Two isolated spherical conductors of radii 3 cm and 9 cm are charged to 1500 V and 3000 V, respectively.  They are very far away from each other.
(a) What is the total energy of the system?
(b) If we connect the two conductors by a fine wire and wait until equilibrium is established, how much heat will be generated in the wire?

Solution:

• Concepts:
The energy stored in a capacitor
• Reasoning:
Initially we have two isolate spherical capacitors.  We then connect them in parallel.
• Details of the calculation:
(a)  We have two isolated spherical capacitors.  The total energy stored in the system is
U = ½ (C1V12 + C2V22).  For a spherical capacitor C = 4πε0R.  Therefore
U = 2πε0(R1V12 + R2V22) = 4.875*10-5 J.
The total charge on the capacitors is Q = Q1 + Q2 = C1V1 + C2V2 = 4πε0(R1V1 + R2V2).
(b) We have two capacitors in parallel with total charge Q and capacitance C = C1 + C2.
The total energy stored in the system now is U' = ½Q2/C.
U' = ½(4πε0(R1V1 + R2V2))2/(4πε0(R1 + R2)) = 2πε0(R1V1 + R2V2)2/(R1 + R2)
The energy dissipated as heat will be U – U' = 2πε0(V1-V2)2R1R2/(R1 + R2)
= 2.8125*10-6 J.
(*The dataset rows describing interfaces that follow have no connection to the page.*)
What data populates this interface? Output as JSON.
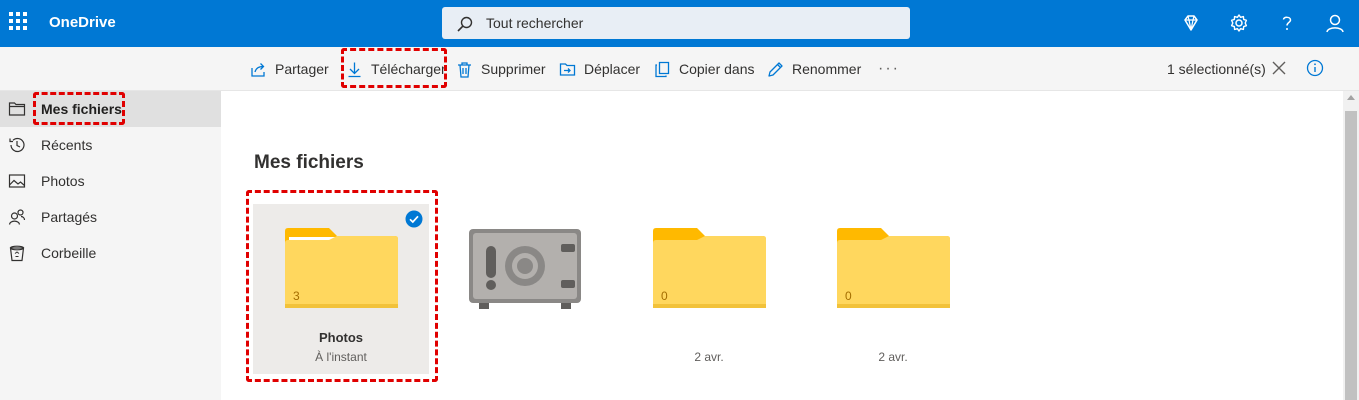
{
  "app": {
    "title": "OneDrive"
  },
  "search": {
    "placeholder": "Tout rechercher"
  },
  "toolbar": {
    "share": "Partager",
    "download": "Télécharger",
    "delete": "Supprimer",
    "move": "Déplacer",
    "copy": "Copier dans",
    "rename": "Renommer",
    "more": "···",
    "selection": "1 sélectionné(s)"
  },
  "sidebar": {
    "items": [
      {
        "label": "Mes fichiers",
        "icon": "folder-icon",
        "active": true
      },
      {
        "label": "Récents",
        "icon": "history-icon"
      },
      {
        "label": "Photos",
        "icon": "image-icon"
      },
      {
        "label": "Partagés",
        "icon": "people-icon"
      },
      {
        "label": "Corbeille",
        "icon": "recycle-bin-icon"
      }
    ]
  },
  "main": {
    "title": "Mes fichiers",
    "tiles": [
      {
        "type": "folder",
        "name": "Photos",
        "count": "3",
        "modified": "À l'instant",
        "selected": true
      },
      {
        "type": "vault",
        "name": "",
        "modified": ""
      },
      {
        "type": "folder",
        "name": "",
        "count": "0",
        "modified": "2 avr."
      },
      {
        "type": "folder",
        "name": "",
        "count": "0",
        "modified": "2 avr."
      }
    ]
  },
  "colors": {
    "brand": "#0078d4",
    "folder": "#ffd75e",
    "folder_tab": "#ffb900",
    "highlight": "#e00000"
  }
}
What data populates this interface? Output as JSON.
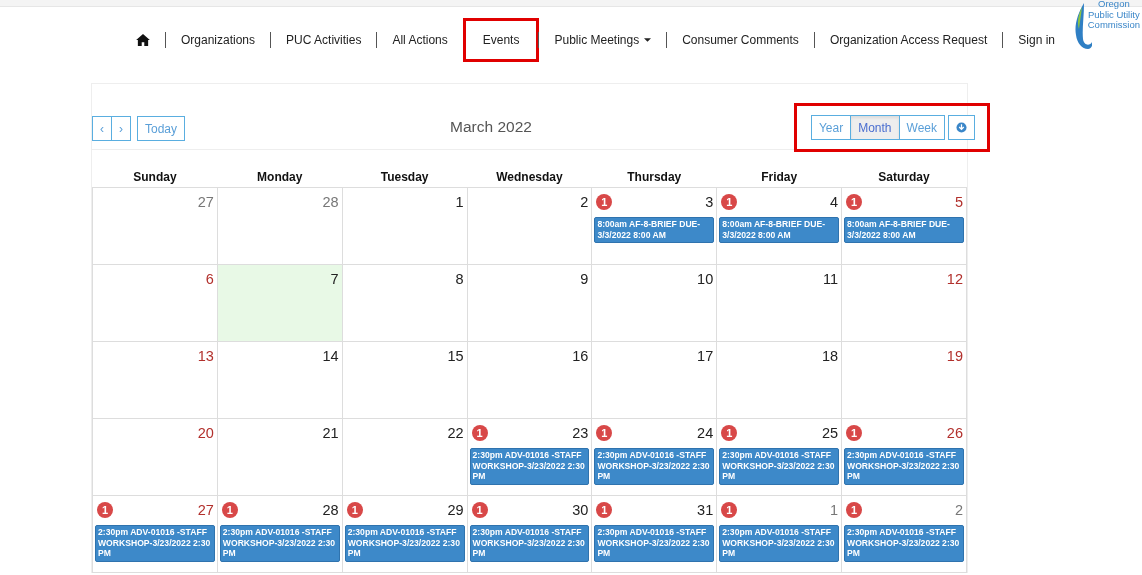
{
  "nav": {
    "items": [
      {
        "kind": "home",
        "highlighted": false
      },
      {
        "kind": "link",
        "label": "Organizations",
        "highlighted": false
      },
      {
        "kind": "link",
        "label": "PUC Activities",
        "highlighted": false
      },
      {
        "kind": "link",
        "label": "All Actions",
        "highlighted": false
      },
      {
        "kind": "link",
        "label": "Events",
        "highlighted": true
      },
      {
        "kind": "dropdown",
        "label": "Public Meetings",
        "highlighted": false
      },
      {
        "kind": "link",
        "label": "Consumer Comments",
        "highlighted": false
      },
      {
        "kind": "link",
        "label": "Organization Access Request",
        "highlighted": false
      },
      {
        "kind": "link",
        "label": "Sign in",
        "highlighted": false
      }
    ],
    "logo": [
      "Oregon",
      "Public Utility",
      "Commission"
    ]
  },
  "calendar": {
    "prev": "‹",
    "next": "›",
    "today": "Today",
    "title": "March 2022",
    "views": [
      {
        "label": "Year",
        "selected": false
      },
      {
        "label": "Month",
        "selected": true
      },
      {
        "label": "Week",
        "selected": false
      }
    ],
    "views_highlighted": true,
    "weekdays": [
      "Sunday",
      "Monday",
      "Tuesday",
      "Wednesday",
      "Thursday",
      "Friday",
      "Saturday"
    ],
    "weeks": [
      [
        {
          "day": "27",
          "kind": "other"
        },
        {
          "day": "28",
          "kind": "other"
        },
        {
          "day": "1",
          "kind": "weekday"
        },
        {
          "day": "2",
          "kind": "weekday"
        },
        {
          "day": "3",
          "kind": "weekday",
          "count": "1",
          "events": [
            "8:00am AF-8-BRIEF DUE-3/3/2022 8:00 AM"
          ]
        },
        {
          "day": "4",
          "kind": "weekday",
          "count": "1",
          "events": [
            "8:00am AF-8-BRIEF DUE-3/3/2022 8:00 AM"
          ]
        },
        {
          "day": "5",
          "kind": "weekend",
          "count": "1",
          "events": [
            "8:00am AF-8-BRIEF DUE-3/3/2022 8:00 AM"
          ]
        }
      ],
      [
        {
          "day": "6",
          "kind": "weekend"
        },
        {
          "day": "7",
          "kind": "weekday",
          "today": true
        },
        {
          "day": "8",
          "kind": "weekday"
        },
        {
          "day": "9",
          "kind": "weekday"
        },
        {
          "day": "10",
          "kind": "weekday"
        },
        {
          "day": "11",
          "kind": "weekday"
        },
        {
          "day": "12",
          "kind": "weekend"
        }
      ],
      [
        {
          "day": "13",
          "kind": "weekend"
        },
        {
          "day": "14",
          "kind": "weekday"
        },
        {
          "day": "15",
          "kind": "weekday"
        },
        {
          "day": "16",
          "kind": "weekday"
        },
        {
          "day": "17",
          "kind": "weekday"
        },
        {
          "day": "18",
          "kind": "weekday"
        },
        {
          "day": "19",
          "kind": "weekend"
        }
      ],
      [
        {
          "day": "20",
          "kind": "weekend"
        },
        {
          "day": "21",
          "kind": "weekday"
        },
        {
          "day": "22",
          "kind": "weekday"
        },
        {
          "day": "23",
          "kind": "weekday",
          "count": "1",
          "events": [
            "2:30pm ADV-01016 -STAFF WORKSHOP-3/23/2022 2:30 PM"
          ]
        },
        {
          "day": "24",
          "kind": "weekday",
          "count": "1",
          "events": [
            "2:30pm ADV-01016 -STAFF WORKSHOP-3/23/2022 2:30 PM"
          ]
        },
        {
          "day": "25",
          "kind": "weekday",
          "count": "1",
          "events": [
            "2:30pm ADV-01016 -STAFF WORKSHOP-3/23/2022 2:30 PM"
          ]
        },
        {
          "day": "26",
          "kind": "weekend",
          "count": "1",
          "events": [
            "2:30pm ADV-01016 -STAFF WORKSHOP-3/23/2022 2:30 PM"
          ]
        }
      ],
      [
        {
          "day": "27",
          "kind": "weekend",
          "count": "1",
          "events": [
            "2:30pm ADV-01016 -STAFF WORKSHOP-3/23/2022 2:30 PM"
          ]
        },
        {
          "day": "28",
          "kind": "weekday",
          "count": "1",
          "events": [
            "2:30pm ADV-01016 -STAFF WORKSHOP-3/23/2022 2:30 PM"
          ]
        },
        {
          "day": "29",
          "kind": "weekday",
          "count": "1",
          "events": [
            "2:30pm ADV-01016 -STAFF WORKSHOP-3/23/2022 2:30 PM"
          ]
        },
        {
          "day": "30",
          "kind": "weekday",
          "count": "1",
          "events": [
            "2:30pm ADV-01016 -STAFF WORKSHOP-3/23/2022 2:30 PM"
          ]
        },
        {
          "day": "31",
          "kind": "weekday",
          "count": "1",
          "events": [
            "2:30pm ADV-01016 -STAFF WORKSHOP-3/23/2022 2:30 PM"
          ]
        },
        {
          "day": "1",
          "kind": "other",
          "count": "1",
          "events": [
            "2:30pm ADV-01016 -STAFF WORKSHOP-3/23/2022 2:30 PM"
          ]
        },
        {
          "day": "2",
          "kind": "other",
          "count": "1",
          "events": [
            "2:30pm ADV-01016 -STAFF WORKSHOP-3/23/2022 2:30 PM"
          ]
        }
      ]
    ]
  }
}
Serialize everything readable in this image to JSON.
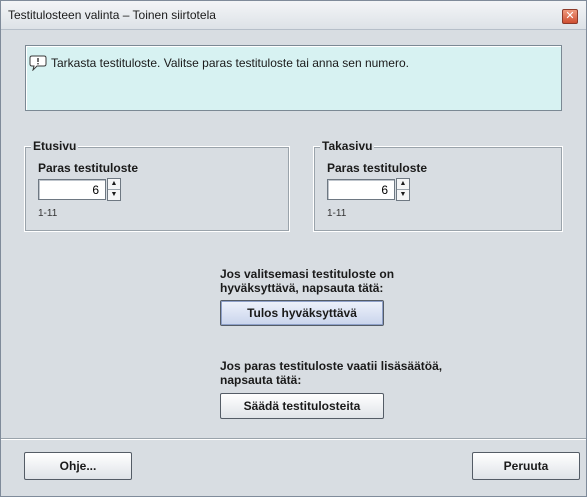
{
  "window": {
    "title": "Testitulosteen valinta – Toinen siirtotela",
    "close_icon": "close-icon"
  },
  "message": {
    "icon": "speech-bubble-icon",
    "text": "Tarkasta testituloste. Valitse paras testituloste tai anna sen numero."
  },
  "front": {
    "legend": "Etusivu",
    "field_label": "Paras testituloste",
    "value": "6",
    "range": "1-11"
  },
  "back": {
    "legend": "Takasivu",
    "field_label": "Paras testituloste",
    "value": "6",
    "range": "1-11"
  },
  "accept": {
    "prompt_line1": "Jos valitsemasi testituloste on",
    "prompt_line2": "hyväksyttävä, napsauta tätä:",
    "button_label": "Tulos hyväksyttävä"
  },
  "adjust": {
    "prompt_line1": "Jos paras testituloste vaatii lisäsäätöä,",
    "prompt_line2": "napsauta tätä:",
    "button_label": "Säädä testitulosteita"
  },
  "footer": {
    "help_label": "Ohje...",
    "cancel_label": "Peruuta"
  }
}
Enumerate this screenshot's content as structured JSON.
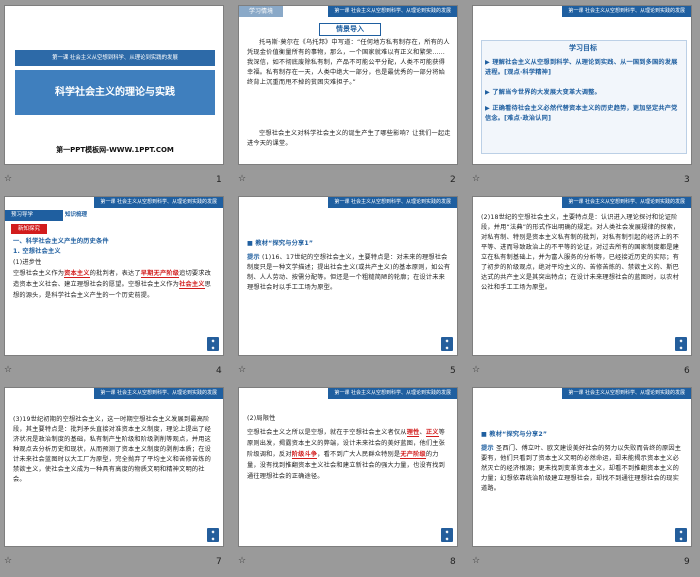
{
  "slides": [
    {
      "number": "1",
      "banner": "第一课  社会主义从空想到科学、从理论到实践的发展",
      "title": "科学社会主义的理论与实践",
      "footer": "第一PPT模板网-WWW.1PPT.COM"
    },
    {
      "number": "2",
      "tag": "学习情境",
      "header": "第一课  社会主义从空想到科学、从理论到实践的发展",
      "heading": "情景导入",
      "para1": "托马斯·莫尔在《乌托邦》中写道：“任何地方私有制存在，所有的人凭现金价值衡量所有的事物，那么，一个国家就难以有正义和繁荣……我深信，如不彻底废除私有制，产品不可能公平分配，人类不可能获得幸福。私有制存在一天，人类中绝大一部分，也是最优秀的一部分将始终背上沉重而甩不掉的贫困灾难担子。”",
      "para2": "空想社会主义对科学社会主义的诞生产生了哪些影响？让我们一起走进今天的课堂。"
    },
    {
      "number": "3",
      "header": "第一课  社会主义从空想到科学、从理论到实践的发展",
      "heading": "学习目标",
      "items": [
        "理解社会主义从空想到科学、从理论到实践、从一国到多国的发展进程。[观点·科学精神]",
        "了解当今世界的大发展大变革大调整。",
        "正确看待社会主义必然代替资本主义的历史趋势，更加坚定共产党信念。[难点·政治认同]"
      ]
    },
    {
      "number": "4",
      "tag": "预习导学",
      "tag2": "知识梳理",
      "header": "第一课  社会主义从空想到科学、从理论到实践的发展",
      "subtag": "新知探究",
      "h1": "一、科学社会主义产生的历史条件",
      "h2": "1. 空想社会主义",
      "h3": "(1)进步性",
      "fill1": "资本主义",
      "fill2": "早期无产阶级",
      "fill3": "社会主义",
      "t1": "空想社会主义作为",
      "t2": "的批判者，表达了",
      "t3": "追切要求改造资本主义社会、建立理想社会的愿望。空想社会主义作为",
      "t4": "思想的源头，是科学社会主义产生的一个历史前提。"
    },
    {
      "number": "5",
      "header": "第一课  社会主义从空想到科学、从理论到实践的发展",
      "subhead": "教材“探究与分享1”",
      "prompt": "提示",
      "text": "(1)16、17世纪的空想社会主义，主要特点是：对未来的理想社会制度只是一种文学描述；提出社会主义(或共产主义)的基本原则，如公有制、人人劳动、按需分配等。但还是一个粗糙简陋的轮廓；在设计未来理想社会时以手工工场为原型。"
    },
    {
      "number": "6",
      "header": "第一课  社会主义从空想到科学、从理论到实践的发展",
      "text": "(2)18世纪的空想社会主义，主要特点是：认识进入理论探讨和论证阶段，并用“法典”的形式作出明确的规定。对人类社会发展规律的探索，对私有制、特别是资本主义私有制的批判，对私有制引起的经济上的不平等、进而导致政治上的不平等的论证，对过去所有的国家制度都是建立在私有制基础上，并为富人服务的分析等，已经接近历史的实际；有了初步的阶级观点，绝对平均主义的、苦修苦炼的、禁欲主义的、斯巴达式的共产主义是其突出特点；在设计未来理想社会的蓝图时，以农村公社和手工工场为原型。"
    },
    {
      "number": "7",
      "header": "第一课  社会主义从空想到科学、从理论到实践的发展",
      "text": "(3)19世纪初期的空想社会主义，这一时期空想社会主义发展到最高阶段，其主要特点是：批判矛头直接对准资本主义制度，理论上提出了经济状况是政治制度的基础，私有制产生阶级和阶级剥削等观点，并用这种观点去分析历史和现状，从而预测了资本主义制度的剥削本质；在设计未来社会蓝图时以大工厂为原型，完全抛弃了平均主义和苦修苦炼的禁欲主义，使社会主义成为一种具有高度的物质文明和精神文明的社会。"
    },
    {
      "number": "8",
      "header": "第一课  社会主义从空想到科学、从理论到实践的发展",
      "h3": "(2)局限性",
      "t1": "空想社会主义之所以是空想，就在于空想社会主义者仅从",
      "fill1": "理性",
      "fill2": "正义",
      "t2": "等原则出发，揭露资本主义的弊端，设计未来社会的美好蓝图，他们主张阶级调和，反对",
      "fill3": "阶级斗争",
      "t3": "，看不到广大人民群众特别是",
      "fill4": "无产阶级",
      "t4": "的力量，没有找到推翻资本主义社会和建立新社会的强大力量，也没有找到通往理想社会的正确途径。"
    },
    {
      "number": "9",
      "header": "第一课  社会主义从空想到科学、从理论到实践的发展",
      "subhead": "教材“探究与分享2”",
      "prompt": "提示",
      "text": "圣西门、傅立叶、欧文建设美好社会的努力以失败而告终的原因主要有，他们只看到了资本主义文明的必然命运，却未能揭示资本主义必然灭亡的经济根源；更未找到变革资本主义，却看不到推翻资本主义的力量；幻想依靠统治阶级建立理想社会，却找不到通往理想社会的现实道路。"
    }
  ],
  "colors": {
    "accent": "#1f5fa0",
    "red": "#d21c1c",
    "background": "#9a9a9a"
  }
}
#### Problem:

Two identical metal plates of area A each are arranged as shown: the top plate is suspended by a spring with a force constant k and the bottom plate is mounted underneath so that it does not move.  When both plates are neutral, the equilibrium distance between them is h.  If the plates are connected to a power supply, what maximum voltage between the plates would not cause them to touch and maintain a stable equilibrium?

Solution

• Concepts:
Stable equilibrium
• Reasoning:
The electric force and the restoring force from the spring point in opposite directions.  When they have equal magnitude we have an equilibrium position.  We have to find the condition for the equilibrium to be stable.
• Details of the calculation:
When the plate separation d << A½, the plates can be treated like a parallel plate capacitor with capacitance C = ε0A/d.
The field energy stored in the capacitor is U = ½CV2.
If we change the plate separation, the field energy stored in the capacitor changes.
ΔU = mechanical work done by external agent + work done by the battery.
Let the x axis point upward and let x = denote the plate separation.   If the position of the upper plate changes from x to x + Δx, then
ΔU = FextΔx + ΔQV.  Fext = dU/dx – VdQ/dx = ½V2dC/dx - V2dC/dx
= -½V2dC/dx, since Q = CV.
Fext = ½ε0AV2/x2.  Felectric = -Fext = -½ε0AV2/x2
The electric force is attractive and pulls the upper plate down.  In equilibrium the electric force is balanced by the elastic force pulling the upper plate upward.  The equilibrium position x' is given by
k(h - x') = ½ε0AV2/x'2, or V2 = (2k/(ε0A))(hx'2 – x'3).
For a stable equilibrium we need a restoring force for small displacements δ from equilibrium.
Ftotal(x' + δ) = k(h - x' - δ) - ½ε0AV2/(x' + δ)2.
We need dFtotal/dδ|δ=0  < 0.
dFtotal/dδ|δ=0 = -k + ε0AV2/(x' + δ)3|δ=0 = -k +  (2k)(hx'2 – x'3) /x'3 = -3k + 2kh/x'.
We find Vmax by setting dFtotal/dδ|δ=0  = 0.
-3k + 2kh/x' = 0, x' = 2h/3.  Vmax = [(8kh3/(27ε0A)]½.

#### Problem:

Prove that the interaction energy of two dipoles P1 and P2 separated by a relative position R is given by
P1∙P2/R3 - 3(P1∙R)(P2∙R)/R5.  (Gaussian units)

Solution:

• Concepts:
The dipole field, a dipole in an external field
• Reasoning:
We have one dipole in the external field of another dipole.  The energy of a dipole in an external field is U = -P∙E.
• Details of the calculation:
Consider dipole P2 in the external field of dipole P1.  Choose your coordinate system such that P1 is at the origin and P2 is at R.
Field of P1 at RE(R) = 3(P1∙R)R/R5 - P1/R3,  (Gaussian units).
Energy of  in this field: U = -P2∙E(R) = P1∙P2/R3 - 3(P1∙R)(P2∙R)/R5.